RECORDS SHOWN:

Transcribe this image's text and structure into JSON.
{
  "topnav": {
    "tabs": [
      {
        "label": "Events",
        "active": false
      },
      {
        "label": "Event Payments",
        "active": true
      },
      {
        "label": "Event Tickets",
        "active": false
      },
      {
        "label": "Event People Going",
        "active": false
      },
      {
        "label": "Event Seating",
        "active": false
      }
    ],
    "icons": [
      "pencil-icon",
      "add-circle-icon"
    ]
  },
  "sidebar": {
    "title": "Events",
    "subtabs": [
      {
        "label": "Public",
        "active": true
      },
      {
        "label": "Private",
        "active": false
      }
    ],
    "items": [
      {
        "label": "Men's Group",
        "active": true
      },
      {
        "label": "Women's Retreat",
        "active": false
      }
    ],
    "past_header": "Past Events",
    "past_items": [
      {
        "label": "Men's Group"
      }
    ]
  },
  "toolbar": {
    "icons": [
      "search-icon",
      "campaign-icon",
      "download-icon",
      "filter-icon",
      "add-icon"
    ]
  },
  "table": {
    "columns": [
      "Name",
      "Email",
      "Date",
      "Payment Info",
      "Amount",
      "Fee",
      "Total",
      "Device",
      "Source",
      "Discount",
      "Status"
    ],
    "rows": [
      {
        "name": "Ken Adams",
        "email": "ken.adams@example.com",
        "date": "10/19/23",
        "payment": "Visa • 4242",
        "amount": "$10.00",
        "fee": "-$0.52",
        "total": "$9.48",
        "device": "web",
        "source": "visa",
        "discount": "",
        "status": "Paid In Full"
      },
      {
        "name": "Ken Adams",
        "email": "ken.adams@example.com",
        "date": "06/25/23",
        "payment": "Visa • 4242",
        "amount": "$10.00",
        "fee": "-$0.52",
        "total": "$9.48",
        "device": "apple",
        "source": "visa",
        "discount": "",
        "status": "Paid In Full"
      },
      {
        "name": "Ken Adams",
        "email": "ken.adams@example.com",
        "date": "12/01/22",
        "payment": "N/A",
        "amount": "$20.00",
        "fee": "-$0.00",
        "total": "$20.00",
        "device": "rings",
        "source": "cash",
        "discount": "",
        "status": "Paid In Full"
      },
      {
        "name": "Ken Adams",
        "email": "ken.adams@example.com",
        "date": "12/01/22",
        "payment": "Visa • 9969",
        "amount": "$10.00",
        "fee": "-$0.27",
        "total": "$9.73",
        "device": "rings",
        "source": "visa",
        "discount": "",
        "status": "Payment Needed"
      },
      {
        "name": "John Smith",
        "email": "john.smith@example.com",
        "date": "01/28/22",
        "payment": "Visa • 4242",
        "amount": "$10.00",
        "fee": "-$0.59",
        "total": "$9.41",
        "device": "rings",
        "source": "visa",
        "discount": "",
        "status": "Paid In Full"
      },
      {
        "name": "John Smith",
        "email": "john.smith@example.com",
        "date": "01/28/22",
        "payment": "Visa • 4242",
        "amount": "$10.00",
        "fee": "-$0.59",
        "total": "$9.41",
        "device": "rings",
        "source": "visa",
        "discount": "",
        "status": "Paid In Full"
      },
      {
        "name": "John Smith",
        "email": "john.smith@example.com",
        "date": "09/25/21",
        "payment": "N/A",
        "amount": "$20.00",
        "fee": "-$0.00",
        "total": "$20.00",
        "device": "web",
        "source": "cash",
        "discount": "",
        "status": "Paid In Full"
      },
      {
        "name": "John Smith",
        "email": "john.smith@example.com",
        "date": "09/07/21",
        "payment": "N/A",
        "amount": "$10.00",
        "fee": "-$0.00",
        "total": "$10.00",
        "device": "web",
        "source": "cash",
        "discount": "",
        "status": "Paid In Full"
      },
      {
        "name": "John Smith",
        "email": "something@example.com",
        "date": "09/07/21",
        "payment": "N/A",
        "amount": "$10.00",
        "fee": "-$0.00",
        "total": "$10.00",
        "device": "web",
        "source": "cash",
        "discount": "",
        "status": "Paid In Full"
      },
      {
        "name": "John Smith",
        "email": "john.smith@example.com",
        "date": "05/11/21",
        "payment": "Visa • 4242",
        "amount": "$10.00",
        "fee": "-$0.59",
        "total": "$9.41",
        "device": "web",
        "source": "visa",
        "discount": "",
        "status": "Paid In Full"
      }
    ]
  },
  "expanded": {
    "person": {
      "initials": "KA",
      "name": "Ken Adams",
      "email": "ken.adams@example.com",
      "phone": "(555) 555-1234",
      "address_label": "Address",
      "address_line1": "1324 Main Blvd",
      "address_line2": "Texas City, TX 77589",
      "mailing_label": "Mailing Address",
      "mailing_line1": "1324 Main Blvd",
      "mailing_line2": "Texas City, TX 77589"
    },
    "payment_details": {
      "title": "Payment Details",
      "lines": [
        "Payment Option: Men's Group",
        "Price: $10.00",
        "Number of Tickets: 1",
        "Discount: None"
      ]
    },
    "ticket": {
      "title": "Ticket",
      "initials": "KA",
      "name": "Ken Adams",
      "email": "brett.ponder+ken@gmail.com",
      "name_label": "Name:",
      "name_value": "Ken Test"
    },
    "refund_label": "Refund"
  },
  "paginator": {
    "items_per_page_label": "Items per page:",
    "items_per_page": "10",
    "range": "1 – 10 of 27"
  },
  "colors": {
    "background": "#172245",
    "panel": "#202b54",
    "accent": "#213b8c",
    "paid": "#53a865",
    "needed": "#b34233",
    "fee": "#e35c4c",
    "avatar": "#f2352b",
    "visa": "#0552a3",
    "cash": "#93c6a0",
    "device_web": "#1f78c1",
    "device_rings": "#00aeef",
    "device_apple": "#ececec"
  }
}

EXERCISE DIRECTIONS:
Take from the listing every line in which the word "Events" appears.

FINISHED TASK:
        "label": "Events",
    "title": "Events",
    "past_header": "Past Events",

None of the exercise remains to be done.